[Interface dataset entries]

* * * * * * *

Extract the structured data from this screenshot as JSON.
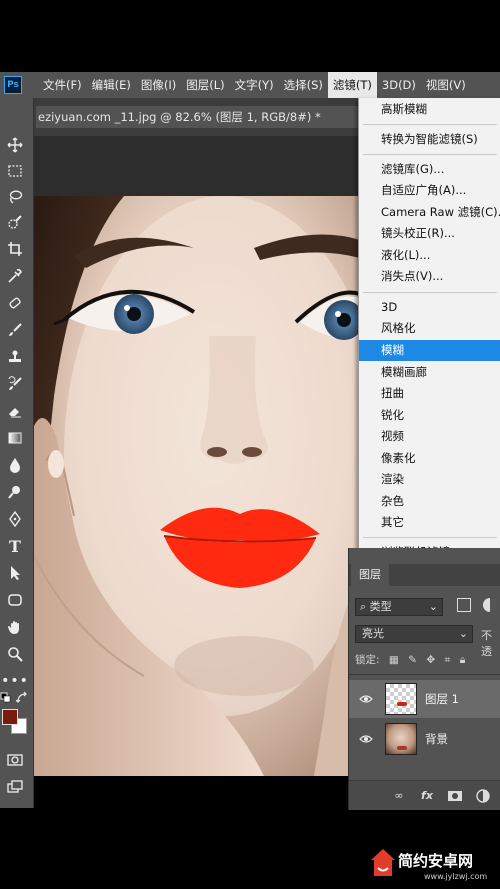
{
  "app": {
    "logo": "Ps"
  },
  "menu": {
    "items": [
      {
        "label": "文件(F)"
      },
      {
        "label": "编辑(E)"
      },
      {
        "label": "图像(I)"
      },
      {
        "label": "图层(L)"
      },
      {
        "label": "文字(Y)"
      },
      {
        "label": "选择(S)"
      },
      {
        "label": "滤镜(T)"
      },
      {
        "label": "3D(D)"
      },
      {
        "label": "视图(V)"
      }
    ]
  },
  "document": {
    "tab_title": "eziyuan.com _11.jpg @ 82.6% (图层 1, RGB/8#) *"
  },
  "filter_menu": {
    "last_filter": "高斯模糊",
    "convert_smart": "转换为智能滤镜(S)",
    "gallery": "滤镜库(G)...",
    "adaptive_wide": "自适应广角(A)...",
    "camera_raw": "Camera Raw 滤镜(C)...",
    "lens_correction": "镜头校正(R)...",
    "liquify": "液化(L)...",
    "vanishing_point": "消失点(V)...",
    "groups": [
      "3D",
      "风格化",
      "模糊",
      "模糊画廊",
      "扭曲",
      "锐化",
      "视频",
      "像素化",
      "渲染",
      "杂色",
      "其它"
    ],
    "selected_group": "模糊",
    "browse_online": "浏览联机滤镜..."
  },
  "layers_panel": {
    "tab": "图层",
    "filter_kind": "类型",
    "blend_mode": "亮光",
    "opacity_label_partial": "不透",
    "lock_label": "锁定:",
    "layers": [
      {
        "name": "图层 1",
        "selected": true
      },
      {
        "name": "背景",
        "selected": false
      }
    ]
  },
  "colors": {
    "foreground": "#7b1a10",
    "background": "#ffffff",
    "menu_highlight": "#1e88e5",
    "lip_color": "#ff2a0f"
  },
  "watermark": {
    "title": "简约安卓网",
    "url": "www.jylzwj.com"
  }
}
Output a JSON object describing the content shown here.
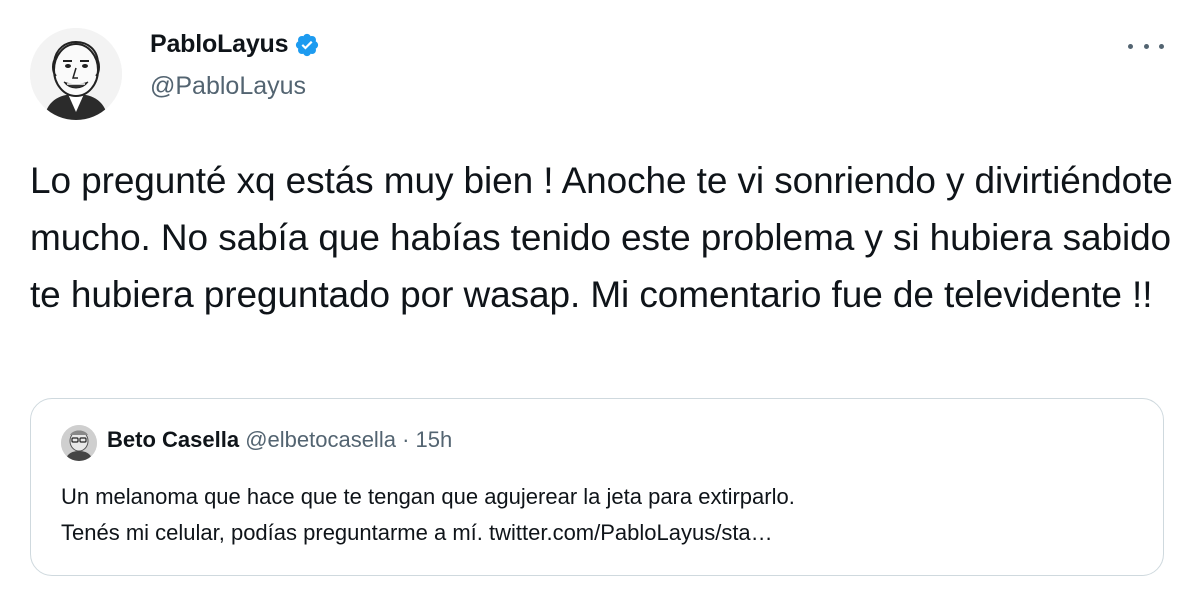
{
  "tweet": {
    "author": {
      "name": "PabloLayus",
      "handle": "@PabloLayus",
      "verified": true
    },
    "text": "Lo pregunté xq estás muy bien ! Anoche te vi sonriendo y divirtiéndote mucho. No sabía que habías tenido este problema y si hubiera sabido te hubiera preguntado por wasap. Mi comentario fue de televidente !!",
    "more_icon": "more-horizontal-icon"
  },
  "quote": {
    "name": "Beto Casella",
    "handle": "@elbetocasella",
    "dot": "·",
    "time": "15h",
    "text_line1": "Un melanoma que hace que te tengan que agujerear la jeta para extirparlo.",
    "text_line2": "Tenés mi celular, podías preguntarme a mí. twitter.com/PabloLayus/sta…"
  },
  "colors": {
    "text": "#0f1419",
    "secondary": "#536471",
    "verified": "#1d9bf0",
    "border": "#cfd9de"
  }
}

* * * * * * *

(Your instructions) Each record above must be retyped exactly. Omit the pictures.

(Reply)
Extract the structured data from this screenshot as JSON.
{
  "app": {
    "logo": "Ps"
  },
  "menu": {
    "items": [
      {
        "label": "文件(F)"
      },
      {
        "label": "编辑(E)"
      },
      {
        "label": "图像(I)"
      },
      {
        "label": "图层(L)"
      },
      {
        "label": "文字(Y)"
      },
      {
        "label": "选择(S)"
      },
      {
        "label": "滤镜(T)"
      },
      {
        "label": "3D(D)"
      },
      {
        "label": "视图(V)"
      }
    ]
  },
  "document": {
    "tab_title": "eziyuan.com _11.jpg @ 82.6% (图层 1, RGB/8#) *"
  },
  "filter_menu": {
    "last_filter": "高斯模糊",
    "convert_smart": "转换为智能滤镜(S)",
    "gallery": "滤镜库(G)...",
    "adaptive_wide": "自适应广角(A)...",
    "camera_raw": "Camera Raw 滤镜(C)...",
    "lens_correction": "镜头校正(R)...",
    "liquify": "液化(L)...",
    "vanishing_point": "消失点(V)...",
    "groups": [
      "3D",
      "风格化",
      "模糊",
      "模糊画廊",
      "扭曲",
      "锐化",
      "视频",
      "像素化",
      "渲染",
      "杂色",
      "其它"
    ],
    "selected_group": "模糊",
    "browse_online": "浏览联机滤镜..."
  },
  "layers_panel": {
    "tab": "图层",
    "filter_kind": "类型",
    "blend_mode": "亮光",
    "opacity_label_partial": "不透",
    "lock_label": "锁定:",
    "layers": [
      {
        "name": "图层 1",
        "selected": true
      },
      {
        "name": "背景",
        "selected": false
      }
    ]
  },
  "colors": {
    "foreground": "#7b1a10",
    "background": "#ffffff",
    "menu_highlight": "#1e88e5",
    "lip_color": "#ff2a0f"
  },
  "watermark": {
    "title": "简约安卓网",
    "url": "www.jylzwj.com"
  }
}
Output a JSON object describing the content shown here.
{
  "tweet": {
    "author": {
      "name": "PabloLayus",
      "handle": "@PabloLayus",
      "verified": true
    },
    "text": "Lo pregunté xq estás muy bien ! Anoche te vi sonriendo y divirtiéndote mucho. No sabía que habías tenido este problema y si hubiera sabido te hubiera preguntado por wasap. Mi comentario fue de televidente !!",
    "more_icon": "more-horizontal-icon"
  },
  "quote": {
    "name": "Beto Casella",
    "handle": "@elbetocasella",
    "dot": "·",
    "time": "15h",
    "text_line1": "Un melanoma que hace que te tengan que agujerear la jeta para extirparlo.",
    "text_line2": "Tenés mi celular, podías preguntarme a mí. twitter.com/PabloLayus/sta…"
  },
  "colors": {
    "text": "#0f1419",
    "secondary": "#536471",
    "verified": "#1d9bf0",
    "border": "#cfd9de"
  }
}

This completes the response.